Struggling with Titles

By

Karl Ove Knausgaard has been making waves with his six-part book My Struggle. The popular series shares a title with another famous book, Mein Kampf, Hitler’s treatise written from his prison cell. The New Yorker explores the reasoning behind Knausgaard’s choice of title:

Knausgaard sometimes speaks in interviews and public appearances of an irony inherent in the name of the book; where Hitler is all ideology and rigid perfection in “Mein Kampf,” Knausgaard’s struggle as a middle-class dad is quotidian, messy, faintly ridiculous. But his book is not all that ironic or clever. In fact, its directness and sincerity—to the point of frequent, unembarrassed cliché—contributes to the almost shocking immediacy of the voice. “My Struggle” makes no apologies.
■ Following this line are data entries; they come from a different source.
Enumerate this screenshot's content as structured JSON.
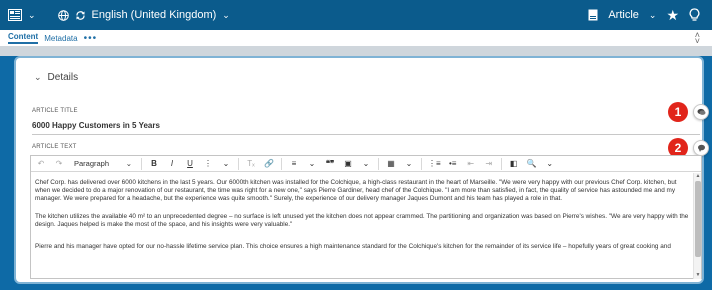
{
  "topbar": {
    "language": "English (United Kingdom)",
    "content_type": "Article"
  },
  "tabs": [
    {
      "label": "Content",
      "active": true
    },
    {
      "label": "Metadata",
      "active": false
    }
  ],
  "tabs_more": "•••",
  "details": {
    "section_title": "Details",
    "article_title_label": "ARTICLE TITLE",
    "article_title_value": "6000 Happy Customers in 5 Years",
    "article_text_label": "ARTICLE TEXT"
  },
  "badges": [
    "1",
    "2"
  ],
  "editor": {
    "paragraph_style": "Paragraph",
    "toolbar": {
      "bold": "B",
      "italic": "I",
      "underline": "U",
      "more": "⋮",
      "quote": "❝❞"
    },
    "paragraphs": [
      "Chef Corp. has delivered over 6000 kitchens in the last 5 years. Our 6000th kitchen was installed for the Colchique, a high-class restaurant in the heart of Marseille. \"We were very happy with our previous Chef Corp. kitchen, but when we decided to do a major renovation of our restaurant, the time was right for a new one,\" says Pierre Gardiner, head chef of the Colchique. \"I am more than satisfied, in fact, the quality of service has astounded me and my manager. We were prepared for a headache, but the experience was quite smooth.\" Surely, the experience of our delivery manager Jaques Dumont and his team has played a role in that.",
      "The kitchen utilizes the available 40 m² to an unprecedented degree – no surface is left unused yet the kitchen does not appear crammed. The partitioning and organization was based on Pierre's wishes. \"We are very happy with the design. Jaques helped is make the most of the space, and his insights were very valuable.\"",
      "Pierre and his manager have opted for our no-hassle lifetime service plan. This choice ensures a high maintenance standard for the Colchique's kitchen for the remainder of its service life – hopefully years of great cooking and"
    ]
  },
  "colors": {
    "topbar": "#0b5b8c",
    "canvas": "#0e6aa6",
    "accent": "#1f6fa6",
    "badge": "#e1251b"
  }
}
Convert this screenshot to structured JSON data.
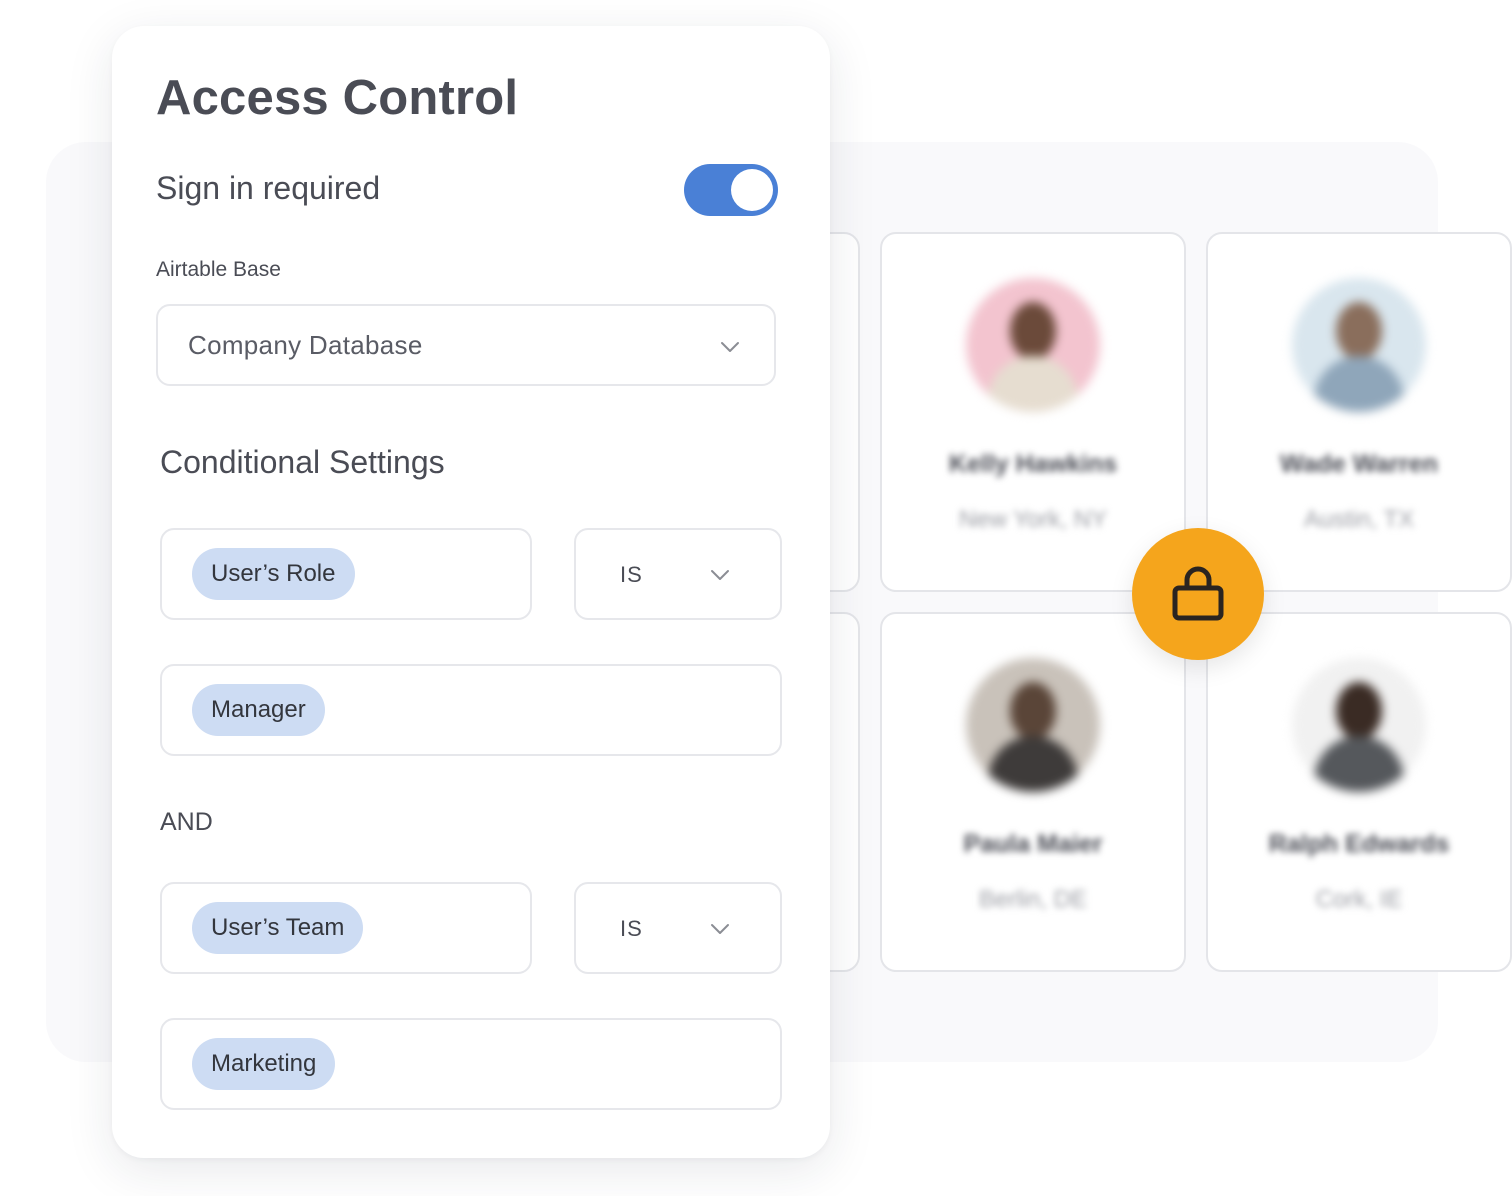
{
  "access_control": {
    "title": "Access Control",
    "sign_in": {
      "label": "Sign in required",
      "enabled": true
    },
    "airtable_base": {
      "label": "Airtable Base",
      "selected": "Company Database"
    },
    "conditional_settings": {
      "title": "Conditional Settings",
      "joiner": "AND",
      "conditions": [
        {
          "field": "User’s Role",
          "operator": "IS",
          "value": "Manager"
        },
        {
          "field": "User’s Team",
          "operator": "IS",
          "value": "Marketing"
        }
      ]
    }
  },
  "profiles": [
    {
      "name": "Kelly Hawkins",
      "location": "New York, NY"
    },
    {
      "name": "Wade Warren",
      "location": "Austin, TX"
    },
    {
      "name": "Paula Maier",
      "location": "Berlin, DE"
    },
    {
      "name": "Ralph Edwards",
      "location": "Cork, IE"
    }
  ],
  "lock_badge": {
    "icon": "lock-icon",
    "color": "#f5a51c"
  },
  "colors": {
    "accent": "#4a80d6",
    "chip": "#cddcf3",
    "lock": "#f5a51c",
    "text": "#4a4c55"
  }
}
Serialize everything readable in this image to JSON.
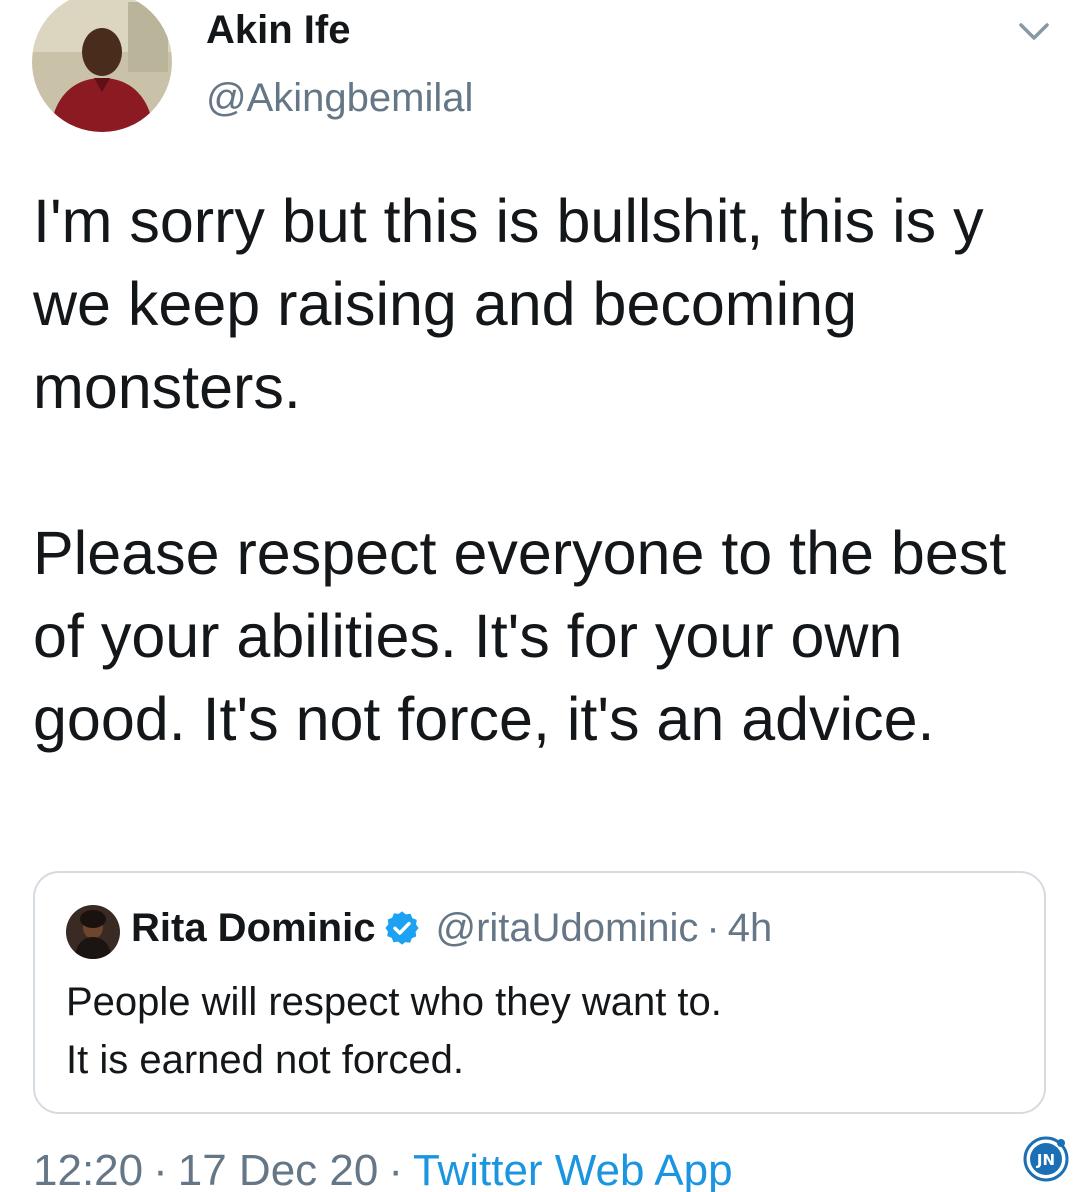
{
  "tweet": {
    "author": {
      "name": "Akin Ife",
      "handle": "@Akingbemilal"
    },
    "paragraphs": [
      "I'm sorry but this is bullshit, this is y we keep raising and becoming monsters.",
      "Please respect everyone to the best of your abilities. It's for your own good. It's not force, it's an advice."
    ],
    "quoted": {
      "name": "Rita Dominic",
      "verified_icon": "verified-badge-icon",
      "handle": "@ritaUdominic",
      "separator": "·",
      "time": "4h",
      "lines": [
        "People will respect who they want to.",
        "It is earned not forced."
      ]
    },
    "footer": {
      "time": "12:20",
      "date": "17 Dec 20",
      "separator": "·",
      "source": "Twitter Web App"
    }
  },
  "watermark": {
    "text": "JN"
  },
  "colors": {
    "text": "#14171a",
    "secondary": "#657786",
    "link": "#1b95e0",
    "border": "#d4dbe1",
    "verified": "#1da1f2"
  }
}
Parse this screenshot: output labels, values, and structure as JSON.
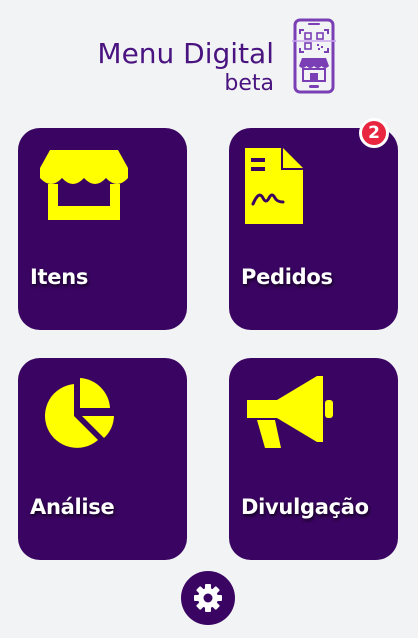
{
  "header": {
    "title": "Menu Digital",
    "subtitle": "beta",
    "logo_icon": "qr-store-phone-icon"
  },
  "tiles": [
    {
      "label": "Itens",
      "icon": "store-icon"
    },
    {
      "label": "Pedidos",
      "icon": "receipt-icon",
      "badge": "2"
    },
    {
      "label": "Análise",
      "icon": "pie-chart-icon"
    },
    {
      "label": "Divulgação",
      "icon": "megaphone-icon"
    }
  ],
  "settings": {
    "icon": "gear-icon"
  },
  "colors": {
    "background": "#f2f3f5",
    "tile": "#3a0562",
    "icon_yellow": "#ffff00",
    "title_purple": "#4a1480",
    "badge_red": "#e8263f"
  }
}
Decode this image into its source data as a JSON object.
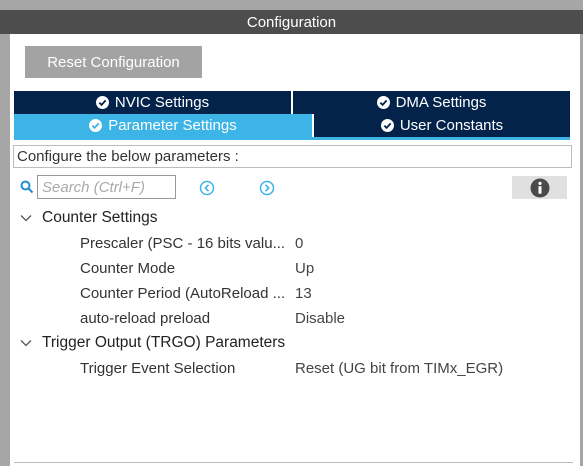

Knausgaard does not protect himself from the charge of narcissism by turning to self-deprecation or rationalization or literary tricks.


Ian MacAllen is the author of Red Sauce: How Italian Food Became American (Rowman & Littlefield, April 2022). His writing has appeared in Chicago Review of Books, Southern Review of Books, The Offing, 45th Parallel Magazine, Little Fiction, Vol 1. Brooklyn, and elsewhere. He tweets @IanMacAllen and is online at IanMacAllen.com. More from this author →